● Task to complete:
This task calls for copying each line below that contains "your".

*** Input data ***

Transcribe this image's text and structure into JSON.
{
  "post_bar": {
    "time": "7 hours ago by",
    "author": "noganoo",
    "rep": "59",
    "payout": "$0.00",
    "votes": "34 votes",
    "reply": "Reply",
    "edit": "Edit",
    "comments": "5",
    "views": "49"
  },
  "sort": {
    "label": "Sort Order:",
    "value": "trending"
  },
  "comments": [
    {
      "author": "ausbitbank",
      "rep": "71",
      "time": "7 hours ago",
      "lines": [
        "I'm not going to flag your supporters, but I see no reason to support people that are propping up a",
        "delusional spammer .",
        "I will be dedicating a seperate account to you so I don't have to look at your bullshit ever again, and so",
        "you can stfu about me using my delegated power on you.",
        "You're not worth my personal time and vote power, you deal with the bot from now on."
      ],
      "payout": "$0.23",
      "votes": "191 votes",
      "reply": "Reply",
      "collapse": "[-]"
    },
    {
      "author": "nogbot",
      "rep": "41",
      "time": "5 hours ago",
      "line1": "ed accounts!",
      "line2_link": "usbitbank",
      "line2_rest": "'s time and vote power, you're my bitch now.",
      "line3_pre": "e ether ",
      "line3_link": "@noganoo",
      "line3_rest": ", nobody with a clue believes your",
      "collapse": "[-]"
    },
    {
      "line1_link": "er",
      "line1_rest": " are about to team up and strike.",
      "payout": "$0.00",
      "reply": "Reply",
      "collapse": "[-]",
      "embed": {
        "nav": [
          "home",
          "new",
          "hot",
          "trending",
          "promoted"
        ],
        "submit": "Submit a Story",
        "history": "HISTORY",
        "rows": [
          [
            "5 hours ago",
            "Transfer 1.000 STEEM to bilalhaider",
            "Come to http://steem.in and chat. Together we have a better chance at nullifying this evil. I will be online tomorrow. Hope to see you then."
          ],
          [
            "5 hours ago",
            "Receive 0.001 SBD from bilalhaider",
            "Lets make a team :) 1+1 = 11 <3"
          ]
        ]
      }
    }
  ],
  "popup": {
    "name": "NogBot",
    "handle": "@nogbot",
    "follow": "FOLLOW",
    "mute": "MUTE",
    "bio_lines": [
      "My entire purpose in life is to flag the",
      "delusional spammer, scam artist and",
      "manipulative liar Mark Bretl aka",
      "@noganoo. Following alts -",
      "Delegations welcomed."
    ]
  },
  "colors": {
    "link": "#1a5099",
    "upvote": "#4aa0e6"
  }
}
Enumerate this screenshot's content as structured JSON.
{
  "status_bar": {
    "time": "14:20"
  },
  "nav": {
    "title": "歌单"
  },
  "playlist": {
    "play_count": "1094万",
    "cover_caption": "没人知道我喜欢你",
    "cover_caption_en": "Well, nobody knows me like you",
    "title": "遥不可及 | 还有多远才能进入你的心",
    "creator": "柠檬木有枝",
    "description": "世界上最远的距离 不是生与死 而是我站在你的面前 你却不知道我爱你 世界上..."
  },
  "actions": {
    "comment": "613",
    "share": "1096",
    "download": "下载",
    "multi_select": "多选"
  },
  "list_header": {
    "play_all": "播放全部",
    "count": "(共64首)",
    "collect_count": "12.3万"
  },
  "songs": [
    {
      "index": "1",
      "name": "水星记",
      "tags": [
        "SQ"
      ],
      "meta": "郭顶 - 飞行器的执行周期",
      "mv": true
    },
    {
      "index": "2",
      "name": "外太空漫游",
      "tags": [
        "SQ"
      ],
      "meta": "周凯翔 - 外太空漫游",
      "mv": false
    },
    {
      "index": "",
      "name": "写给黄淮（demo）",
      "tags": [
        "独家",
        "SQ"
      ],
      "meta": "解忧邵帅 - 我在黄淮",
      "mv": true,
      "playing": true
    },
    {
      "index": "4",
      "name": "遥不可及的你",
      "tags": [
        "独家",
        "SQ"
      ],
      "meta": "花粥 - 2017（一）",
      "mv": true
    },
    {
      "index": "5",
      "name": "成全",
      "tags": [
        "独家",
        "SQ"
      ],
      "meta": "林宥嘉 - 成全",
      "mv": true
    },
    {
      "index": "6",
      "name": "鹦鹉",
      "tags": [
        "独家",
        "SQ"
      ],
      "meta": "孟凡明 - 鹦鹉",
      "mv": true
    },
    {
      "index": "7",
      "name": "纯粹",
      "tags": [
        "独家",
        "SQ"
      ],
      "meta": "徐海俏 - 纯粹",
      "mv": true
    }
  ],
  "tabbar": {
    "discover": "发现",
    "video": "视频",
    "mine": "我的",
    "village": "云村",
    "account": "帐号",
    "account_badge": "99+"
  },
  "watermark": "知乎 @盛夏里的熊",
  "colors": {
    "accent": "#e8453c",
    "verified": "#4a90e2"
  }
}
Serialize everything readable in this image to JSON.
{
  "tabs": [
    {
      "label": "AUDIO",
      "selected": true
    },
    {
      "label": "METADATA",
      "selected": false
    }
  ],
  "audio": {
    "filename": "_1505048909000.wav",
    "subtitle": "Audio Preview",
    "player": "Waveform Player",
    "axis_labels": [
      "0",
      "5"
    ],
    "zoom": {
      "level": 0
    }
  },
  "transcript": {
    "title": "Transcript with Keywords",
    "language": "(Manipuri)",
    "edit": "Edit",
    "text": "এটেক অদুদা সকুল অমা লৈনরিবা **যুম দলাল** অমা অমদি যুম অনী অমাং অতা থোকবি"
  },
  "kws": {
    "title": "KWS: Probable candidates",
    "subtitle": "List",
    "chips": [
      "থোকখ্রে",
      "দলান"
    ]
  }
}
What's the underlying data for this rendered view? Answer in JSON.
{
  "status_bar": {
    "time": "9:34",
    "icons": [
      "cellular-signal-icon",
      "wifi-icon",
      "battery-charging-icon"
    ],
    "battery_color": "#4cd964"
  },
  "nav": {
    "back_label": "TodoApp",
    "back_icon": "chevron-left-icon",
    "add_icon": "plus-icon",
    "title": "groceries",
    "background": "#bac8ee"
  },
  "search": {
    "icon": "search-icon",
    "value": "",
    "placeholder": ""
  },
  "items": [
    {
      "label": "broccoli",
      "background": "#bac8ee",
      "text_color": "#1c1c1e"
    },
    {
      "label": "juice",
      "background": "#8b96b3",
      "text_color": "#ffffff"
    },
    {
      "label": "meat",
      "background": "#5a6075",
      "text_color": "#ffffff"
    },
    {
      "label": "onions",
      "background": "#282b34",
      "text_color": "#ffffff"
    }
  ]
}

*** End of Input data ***

● Expected output:
        "I'm not going to flag your supporters, but I see no reason to support people that are propping up a",
        "I will be dedicating a seperate account to you so I don't have to look at your bullshit ever again, and so",
      "line3_rest": ", nobody with a clue believes your",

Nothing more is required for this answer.